§ ACTIVITY:
Word for word, restate each entry that appears below.

== Segment start ==

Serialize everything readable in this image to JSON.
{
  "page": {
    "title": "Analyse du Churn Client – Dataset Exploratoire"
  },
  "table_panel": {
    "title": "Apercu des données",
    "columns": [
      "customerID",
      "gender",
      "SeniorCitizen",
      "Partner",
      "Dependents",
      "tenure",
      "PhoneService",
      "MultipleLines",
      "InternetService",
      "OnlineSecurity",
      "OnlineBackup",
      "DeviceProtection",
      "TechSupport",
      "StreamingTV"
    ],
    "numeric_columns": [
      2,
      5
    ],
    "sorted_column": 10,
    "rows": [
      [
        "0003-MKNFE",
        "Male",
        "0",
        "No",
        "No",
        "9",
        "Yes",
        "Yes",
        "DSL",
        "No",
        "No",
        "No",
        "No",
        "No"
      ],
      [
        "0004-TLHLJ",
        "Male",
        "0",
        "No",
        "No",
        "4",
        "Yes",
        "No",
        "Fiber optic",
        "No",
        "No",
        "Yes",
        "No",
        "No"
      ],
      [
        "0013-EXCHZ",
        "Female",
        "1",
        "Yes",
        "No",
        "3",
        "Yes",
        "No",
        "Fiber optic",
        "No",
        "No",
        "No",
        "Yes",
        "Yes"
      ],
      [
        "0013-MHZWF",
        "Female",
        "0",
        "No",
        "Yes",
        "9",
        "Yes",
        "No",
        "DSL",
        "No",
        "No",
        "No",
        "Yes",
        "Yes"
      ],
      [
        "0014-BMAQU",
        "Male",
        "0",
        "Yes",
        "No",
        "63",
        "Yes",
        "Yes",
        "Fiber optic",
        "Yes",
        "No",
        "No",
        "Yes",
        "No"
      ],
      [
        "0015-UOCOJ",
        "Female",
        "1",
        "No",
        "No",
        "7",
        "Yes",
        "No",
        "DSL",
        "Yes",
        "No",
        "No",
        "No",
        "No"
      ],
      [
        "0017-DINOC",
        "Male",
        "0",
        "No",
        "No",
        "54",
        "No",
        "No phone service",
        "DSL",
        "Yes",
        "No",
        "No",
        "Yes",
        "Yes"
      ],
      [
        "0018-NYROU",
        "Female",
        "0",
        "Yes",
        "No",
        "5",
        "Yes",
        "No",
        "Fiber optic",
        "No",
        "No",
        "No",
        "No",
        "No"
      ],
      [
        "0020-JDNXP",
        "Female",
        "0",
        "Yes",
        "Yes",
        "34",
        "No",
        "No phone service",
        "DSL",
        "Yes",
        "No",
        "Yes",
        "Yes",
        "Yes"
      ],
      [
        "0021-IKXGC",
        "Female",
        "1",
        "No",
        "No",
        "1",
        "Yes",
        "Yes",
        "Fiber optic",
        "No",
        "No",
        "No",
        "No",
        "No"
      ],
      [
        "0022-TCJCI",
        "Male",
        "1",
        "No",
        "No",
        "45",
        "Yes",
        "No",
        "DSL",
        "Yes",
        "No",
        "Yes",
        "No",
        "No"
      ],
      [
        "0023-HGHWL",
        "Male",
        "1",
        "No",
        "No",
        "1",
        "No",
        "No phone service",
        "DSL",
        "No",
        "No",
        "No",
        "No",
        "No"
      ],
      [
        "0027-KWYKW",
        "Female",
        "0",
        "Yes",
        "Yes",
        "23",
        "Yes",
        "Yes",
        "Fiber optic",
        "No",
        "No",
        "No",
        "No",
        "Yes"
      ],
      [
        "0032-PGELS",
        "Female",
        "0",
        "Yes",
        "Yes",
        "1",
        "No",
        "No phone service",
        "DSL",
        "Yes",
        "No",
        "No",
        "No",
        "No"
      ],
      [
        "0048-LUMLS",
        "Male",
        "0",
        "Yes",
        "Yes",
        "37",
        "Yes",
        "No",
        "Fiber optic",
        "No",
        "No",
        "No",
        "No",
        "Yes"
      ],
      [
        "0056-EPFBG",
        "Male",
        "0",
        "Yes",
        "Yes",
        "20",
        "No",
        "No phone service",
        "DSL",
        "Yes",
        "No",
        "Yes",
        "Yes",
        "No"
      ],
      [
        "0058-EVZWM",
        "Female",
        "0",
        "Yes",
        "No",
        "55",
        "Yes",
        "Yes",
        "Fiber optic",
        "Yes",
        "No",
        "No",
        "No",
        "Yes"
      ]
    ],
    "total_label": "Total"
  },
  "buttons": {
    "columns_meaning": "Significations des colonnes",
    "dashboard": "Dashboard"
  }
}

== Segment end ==

§ ANSWER BELOW:
Serialize everything readable in this image to JSON.
{
  "page": {
    "title": "Analyse du Churn Client – Dataset Exploratoire"
  },
  "table_panel": {
    "title": "Apercu des données",
    "columns": [
      "customerID",
      "gender",
      "SeniorCitizen",
      "Partner",
      "Dependents",
      "tenure",
      "PhoneService",
      "MultipleLines",
      "InternetService",
      "OnlineSecurity",
      "OnlineBackup",
      "DeviceProtection",
      "TechSupport",
      "StreamingTV"
    ],
    "numeric_columns": [
      2,
      5
    ],
    "sorted_column": 10,
    "rows": [
      [
        "0003-MKNFE",
        "Male",
        "0",
        "No",
        "No",
        "9",
        "Yes",
        "Yes",
        "DSL",
        "No",
        "No",
        "No",
        "No",
        "No"
      ],
      [
        "0004-TLHLJ",
        "Male",
        "0",
        "No",
        "No",
        "4",
        "Yes",
        "No",
        "Fiber optic",
        "No",
        "No",
        "Yes",
        "No",
        "No"
      ],
      [
        "0013-EXCHZ",
        "Female",
        "1",
        "Yes",
        "No",
        "3",
        "Yes",
        "No",
        "Fiber optic",
        "No",
        "No",
        "No",
        "Yes",
        "Yes"
      ],
      [
        "0013-MHZWF",
        "Female",
        "0",
        "No",
        "Yes",
        "9",
        "Yes",
        "No",
        "DSL",
        "No",
        "No",
        "No",
        "Yes",
        "Yes"
      ],
      [
        "0014-BMAQU",
        "Male",
        "0",
        "Yes",
        "No",
        "63",
        "Yes",
        "Yes",
        "Fiber optic",
        "Yes",
        "No",
        "No",
        "Yes",
        "No"
      ],
      [
        "0015-UOCOJ",
        "Female",
        "1",
        "No",
        "No",
        "7",
        "Yes",
        "No",
        "DSL",
        "Yes",
        "No",
        "No",
        "No",
        "No"
      ],
      [
        "0017-DINOC",
        "Male",
        "0",
        "No",
        "No",
        "54",
        "No",
        "No phone service",
        "DSL",
        "Yes",
        "No",
        "No",
        "Yes",
        "Yes"
      ],
      [
        "0018-NYROU",
        "Female",
        "0",
        "Yes",
        "No",
        "5",
        "Yes",
        "No",
        "Fiber optic",
        "No",
        "No",
        "No",
        "No",
        "No"
      ],
      [
        "0020-JDNXP",
        "Female",
        "0",
        "Yes",
        "Yes",
        "34",
        "No",
        "No phone service",
        "DSL",
        "Yes",
        "No",
        "Yes",
        "Yes",
        "Yes"
      ],
      [
        "0021-IKXGC",
        "Female",
        "1",
        "No",
        "No",
        "1",
        "Yes",
        "Yes",
        "Fiber optic",
        "No",
        "No",
        "No",
        "No",
        "No"
      ],
      [
        "0022-TCJCI",
        "Male",
        "1",
        "No",
        "No",
        "45",
        "Yes",
        "No",
        "DSL",
        "Yes",
        "No",
        "Yes",
        "No",
        "No"
      ],
      [
        "0023-HGHWL",
        "Male",
        "1",
        "No",
        "No",
        "1",
        "No",
        "No phone service",
        "DSL",
        "No",
        "No",
        "No",
        "No",
        "No"
      ],
      [
        "0027-KWYKW",
        "Female",
        "0",
        "Yes",
        "Yes",
        "23",
        "Yes",
        "Yes",
        "Fiber optic",
        "No",
        "No",
        "No",
        "No",
        "Yes"
      ],
      [
        "0032-PGELS",
        "Female",
        "0",
        "Yes",
        "Yes",
        "1",
        "No",
        "No phone service",
        "DSL",
        "Yes",
        "No",
        "No",
        "No",
        "No"
      ],
      [
        "0048-LUMLS",
        "Male",
        "0",
        "Yes",
        "Yes",
        "37",
        "Yes",
        "No",
        "Fiber optic",
        "No",
        "No",
        "No",
        "No",
        "Yes"
      ],
      [
        "0056-EPFBG",
        "Male",
        "0",
        "Yes",
        "Yes",
        "20",
        "No",
        "No phone service",
        "DSL",
        "Yes",
        "No",
        "Yes",
        "Yes",
        "No"
      ],
      [
        "0058-EVZWM",
        "Female",
        "0",
        "Yes",
        "No",
        "55",
        "Yes",
        "Yes",
        "Fiber optic",
        "Yes",
        "No",
        "No",
        "No",
        "Yes"
      ]
    ],
    "total_label": "Total"
  },
  "buttons": {
    "columns_meaning": "Significations des colonnes",
    "dashboard": "Dashboard"
  }
}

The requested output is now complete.